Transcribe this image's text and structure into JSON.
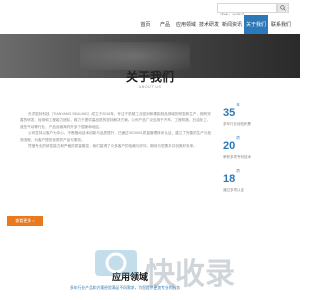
{
  "header": {
    "search_placeholder": "请输入关键词",
    "search_icon": "search-icon"
  },
  "nav": {
    "items": [
      {
        "label": "首页"
      },
      {
        "label": "产品"
      },
      {
        "label": "应用领域"
      },
      {
        "label": "技术研发"
      },
      {
        "label": "新闻资讯"
      },
      {
        "label": "关于我们"
      },
      {
        "label": "联系我们"
      }
    ],
    "active_color": "#2c78b8"
  },
  "about": {
    "title": "关于我们",
    "subtitle": "ABOUT US",
    "paragraphs": [
      "天洋密封科技（TIANYANG SEALING）成立于2016年，专注于机械工业密封和橡胶制品领域的研发和生产，拥有完善的研发、检测和工程能力团队，致力于提供高品质的密封解决方案。公司产品广泛应用于汽车、工程机械、石油化工、液压气动等行业，产品远销海内外多个国家和地区。",
      "公司坚持以客户为中心，不断推动技术创新与品质提升，已通过ISO9001质量管理体系认证，建立了完善的生产与检测流程，为客户提供优质的产品与服务。",
      "凭借专业的研发能力和严格的质量管控，我们赢得了众多客户的信赖与好评，期待与您携手共创美好未来。"
    ],
    "more_label": "查看更多 >"
  },
  "stats": [
    {
      "value": "35",
      "unit": "年",
      "desc": "多年行业经验积累"
    },
    {
      "value": "20",
      "unit": "项",
      "desc": "荣获多项专利技术"
    },
    {
      "value": "18",
      "unit": "项",
      "desc": "通过多项认证"
    }
  ],
  "watermark": {
    "text_big": "快收录",
    "text_small": "应用领域",
    "subline": "多年行业产品和方案经验满足不同需求，为您提供更加专业的服务"
  }
}
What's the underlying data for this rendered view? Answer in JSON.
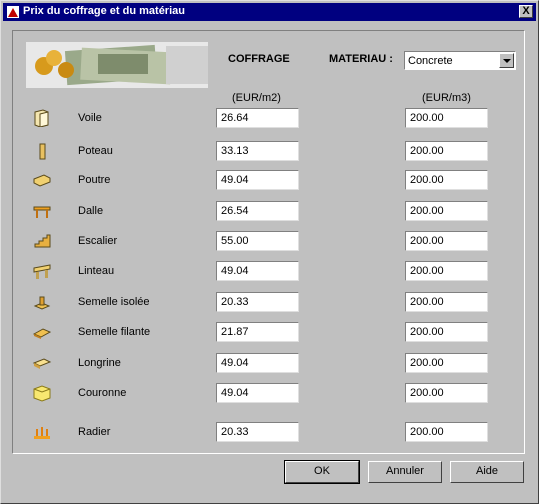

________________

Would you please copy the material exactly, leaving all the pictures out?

RESULT:
Transcribe this image's text and structure into JSON.
{
  "header": {
    "search_placeholder": "请输入关键词",
    "search_icon": "search-icon"
  },
  "nav": {
    "items": [
      {
        "label": "首页"
      },
      {
        "label": "产品"
      },
      {
        "label": "应用领域"
      },
      {
        "label": "技术研发"
      },
      {
        "label": "新闻资讯"
      },
      {
        "label": "关于我们"
      },
      {
        "label": "联系我们"
      }
    ],
    "active_color": "#2c78b8"
  },
  "about": {
    "title": "关于我们",
    "subtitle": "ABOUT US",
    "paragraphs": [
      "天洋密封科技（TIANYANG SEALING）成立于2016年，专注于机械工业密封和橡胶制品领域的研发和生产，拥有完善的研发、检测和工程能力团队，致力于提供高品质的密封解决方案。公司产品广泛应用于汽车、工程机械、石油化工、液压气动等行业，产品远销海内外多个国家和地区。",
      "公司坚持以客户为中心，不断推动技术创新与品质提升，已通过ISO9001质量管理体系认证，建立了完善的生产与检测流程，为客户提供优质的产品与服务。",
      "凭借专业的研发能力和严格的质量管控，我们赢得了众多客户的信赖与好评，期待与您携手共创美好未来。"
    ],
    "more_label": "查看更多 >"
  },
  "stats": [
    {
      "value": "35",
      "unit": "年",
      "desc": "多年行业经验积累"
    },
    {
      "value": "20",
      "unit": "项",
      "desc": "荣获多项专利技术"
    },
    {
      "value": "18",
      "unit": "项",
      "desc": "通过多项认证"
    }
  ],
  "watermark": {
    "text_big": "快收录",
    "text_small": "应用领域",
    "subline": "多年行业产品和方案经验满足不同需求，为您提供更加专业的服务"
  }
}
What's the underlying data for this rendered view? Answer in JSON.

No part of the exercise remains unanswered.